Reading through these names is a mix of familiar elements, such as oxygen, helium, iron and gold, and the unusual. It may be the first time you have heard of indium, technetium, terbium and holmium. This is because each element has different occurrences in nature, with some orders of magnitude more common on Earth than others. For example, the highest atomic number element, element 118 Oganesson formally named in 2016, is so rare only 5 to 6 single atoms have been reported by scientists. These elements are so extremely rare, because as the number of protons increases in the nucleus of the atom, the more unstable the atom becomes.

Atoms with more than 1 proton need additional neutrons to overcome the repulsion of the two or more protons. Protons are positively charged and will attract negatively charged electrons, but these positive charges also push protons away from each other. The addition of neutrons helps stabilize the nucleus allowing multiple protons to co-exist in the nucleus. In general, the more protons that an atom contains the more unstable the atom becomes, resulting in radioactive decay. This is why elements with large atomic numbers, like 90 for Thorium, 92 for Uranium and 94 for Plutonium are radioactive. Scientists speculate on even higher atomic numbers beyond 118 might exist, where the atoms could be stable, but so far, they have not been discovered. Another important fact is that unlike electrons, protons have atomic mass. This important fact will be revisited when you learn how scientists determine what types of elements are actually within solids, liquids and gases.

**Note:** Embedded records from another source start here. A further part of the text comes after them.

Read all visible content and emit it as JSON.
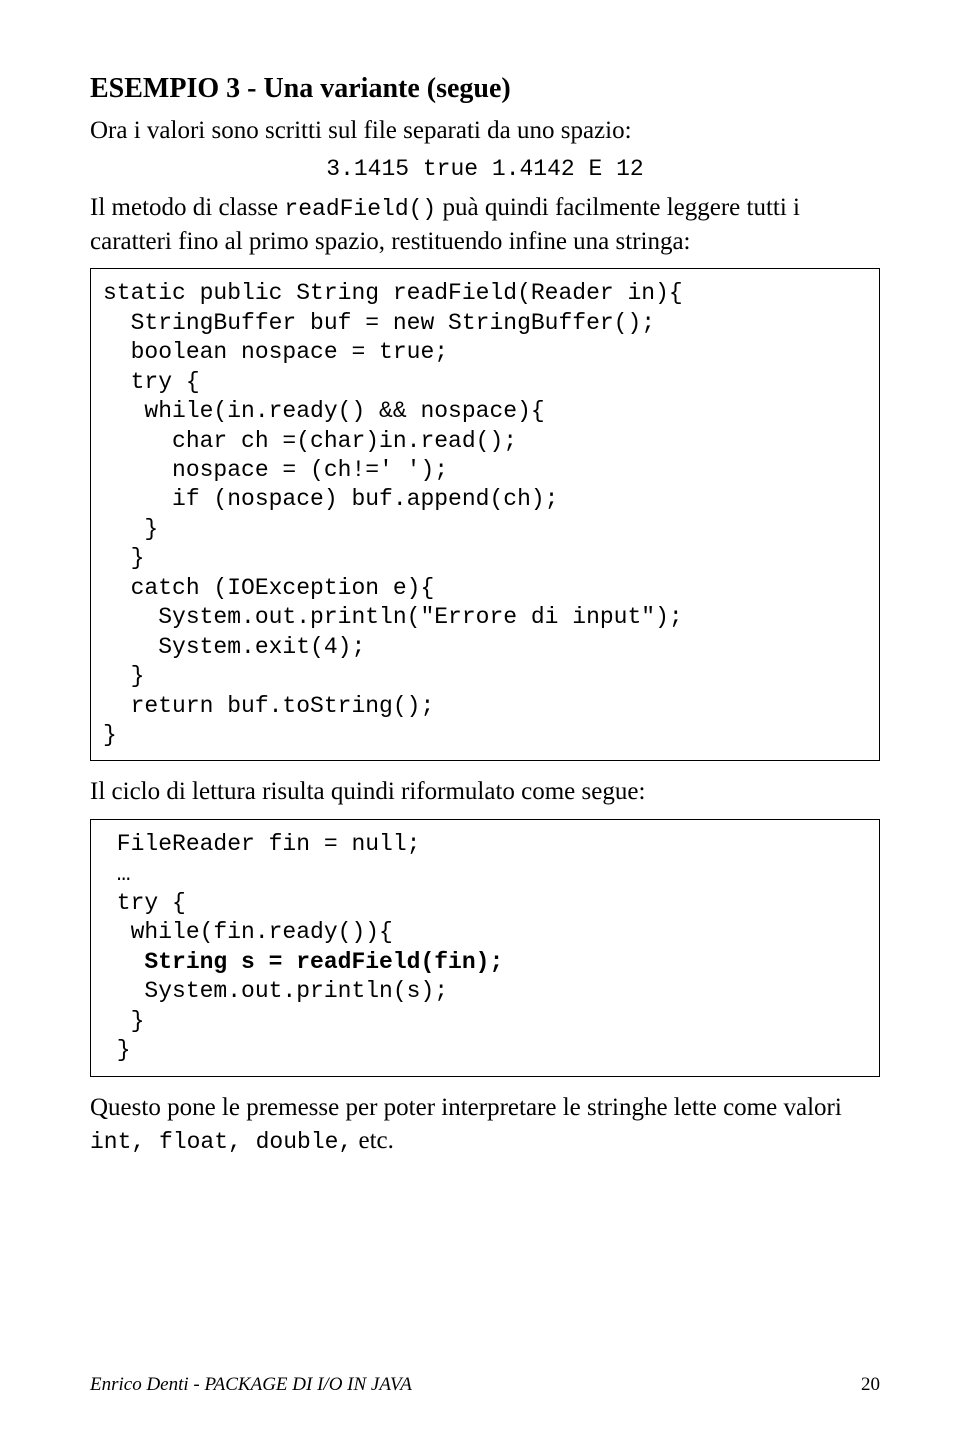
{
  "heading": "ESEMPIO 3 - Una variante (segue)",
  "p1": "Ora i valori sono scritti sul file separati da uno spazio:",
  "sample_line": "3.1415 true 1.4142 E 12",
  "p2_a": "Il metodo di classe ",
  "p2_code": "readField()",
  "p2_b": " puà quindi facilmente leggere tutti i caratteri fino al primo spazio, restituendo infine una stringa:",
  "code1": "static public String readField(Reader in){\n  StringBuffer buf = new StringBuffer();\n  boolean nospace = true;\n  try {\n   while(in.ready() && nospace){\n     char ch =(char)in.read();\n     nospace = (ch!=' ');\n     if (nospace) buf.append(ch);\n   }\n  }\n  catch (IOException e){\n    System.out.println(\"Errore di input\");\n    System.exit(4);\n  }\n  return buf.toString();\n}",
  "p3": "Il ciclo di lettura risulta quindi riformulato come segue:",
  "code2_pre": " FileReader fin = null;\n …\n try {\n  while(fin.ready()){\n",
  "code2_bold": "   String s = readField(fin);\n",
  "code2_post": "   System.out.println(s);\n  }\n }",
  "p4_a": "Questo pone le premesse per poter interpretare le stringhe lette come valori ",
  "p4_code": "int, float, double,",
  "p4_b": " etc.",
  "footer_left": "Enrico Denti - PACKAGE DI I/O IN JAVA",
  "footer_page": "20"
}
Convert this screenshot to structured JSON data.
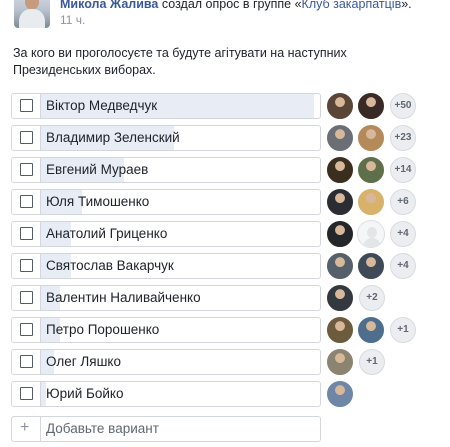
{
  "post": {
    "author": "Микола Жалива",
    "action": " создал опрос в группе «",
    "group": "Клуб закарпатців",
    "action_end": "».",
    "time": "11 ч."
  },
  "poll": {
    "question": "За кого ви проголосуєте та будуте агітувати на наступних Президенських виборах.",
    "options": [
      {
        "label": "Віктор Медведчук",
        "vote_share": 0.98,
        "more": "+50",
        "voters": [
          "#5a4636",
          "#3a2a26"
        ]
      },
      {
        "label": "Владимир Зеленский",
        "vote_share": 0.48,
        "more": "+23",
        "voters": [
          "#6b6f75",
          "#b48a5a"
        ]
      },
      {
        "label": "Евгений Мураев",
        "vote_share": 0.3,
        "more": "+14",
        "voters": [
          "#3a2e1e",
          "#5f6f4a"
        ]
      },
      {
        "label": "Юля Тимошенко",
        "vote_share": 0.15,
        "more": "+6",
        "voters": [
          "#2b2d33",
          "#d8b26a"
        ]
      },
      {
        "label": "Анатолий Гриценко",
        "vote_share": 0.11,
        "more": "+4",
        "voters": [
          "#242629",
          "placeholder"
        ]
      },
      {
        "label": "Святослав Вакарчук",
        "vote_share": 0.11,
        "more": "+4",
        "voters": [
          "#55606a",
          "#3e4a57"
        ]
      },
      {
        "label": "Валентин Наливайченко",
        "vote_share": 0.07,
        "more": "+2",
        "voters": [
          "#33393f"
        ]
      },
      {
        "label": "Петро Порошенко",
        "vote_share": 0.07,
        "more": "+1",
        "voters": [
          "#6d5b3e",
          "#4e6e8e"
        ]
      },
      {
        "label": "Олег Ляшко",
        "vote_share": 0.05,
        "more": "+1",
        "voters": [
          "#8a8470"
        ]
      },
      {
        "label": "Юрий Бойко",
        "vote_share": 0.02,
        "more": "",
        "voters": [
          "#6f86a6"
        ]
      }
    ],
    "add_placeholder": "Добавьте вариант",
    "add_icon": "+"
  }
}
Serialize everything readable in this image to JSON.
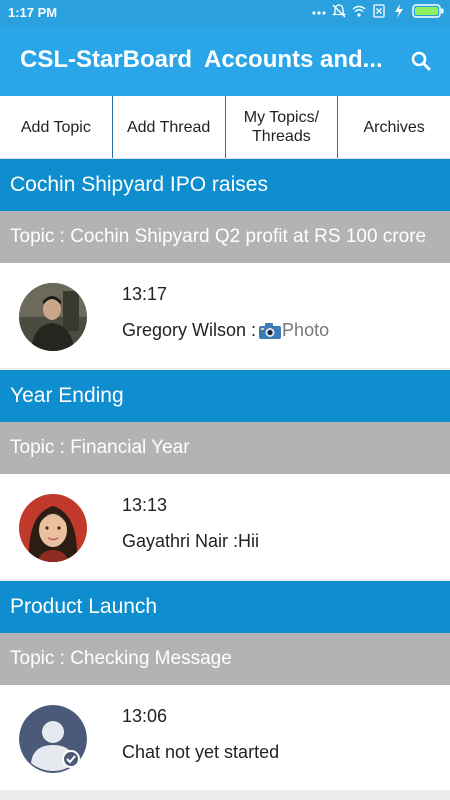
{
  "status_bar": {
    "time": "1:17 PM",
    "icons": [
      "more-dots-icon",
      "mute-bell-icon",
      "wifi-icon",
      "no-sim-icon",
      "charging-icon",
      "battery-icon"
    ]
  },
  "app_bar": {
    "title": "CSL-StarBoard",
    "subtitle": "Accounts and...",
    "search_icon": "search-icon"
  },
  "tabs": [
    {
      "label": "Add Topic"
    },
    {
      "label": "Add Thread"
    },
    {
      "label": "My Topics/\nThreads"
    },
    {
      "label": "Archives"
    }
  ],
  "colors": {
    "status_bar": "#2aa0df",
    "app_bar": "#2aa6e8",
    "group_header": "#0e8ecf",
    "topic_row": "#b3b3b3"
  },
  "groups": [
    {
      "header": "Cochin Shipyard IPO raises",
      "topic": "Topic : Cochin Shipyard Q2 profit at RS 100 crore",
      "thread": {
        "time": "13:17",
        "sender": "Gregory Wilson : ",
        "message": "Photo",
        "message_icon": "camera-icon",
        "avatar": "photo-man"
      }
    },
    {
      "header": "Year Ending",
      "topic": "Topic : Financial Year",
      "thread": {
        "time": "13:13",
        "sender": "Gayathri Nair : ",
        "message": "Hii",
        "avatar": "photo-woman"
      }
    },
    {
      "header": "Product Launch",
      "topic": "Topic : Checking Message",
      "thread": {
        "time": "13:06",
        "sender": "",
        "message": "Chat not yet started",
        "avatar": "default-user"
      }
    }
  ]
}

NeutronsEdit

The last component of atoms is neutrons. Neutrons, like protons have an atomic mass, but lack any charge, and hence are electrically neutral in respect to electrons. Neutrons form in stars by the fusion of protons, but can also appear in the beta decay of atoms during nuclear fission. Unlike protons, which can be free and stable independent of electrons and neutrons (as hydrogen ions). Free neutrons quickly decay within a few minutes to protons when on Earth. These free neutrons are produced through beta decay of larger elements, but neutrons are stable within the cores of the densest stars, which can hold them together within their gigantic gravitational accelerations within the largest type of stars; neutron stars. Neutrons almost exclusively exist on Earth within atoms next to protons adding stability to atoms with more than 1 proton. Protons and neutrons are the only atomic particles within the nucleus, and the only atomic particles that contribute to an atom’s mass.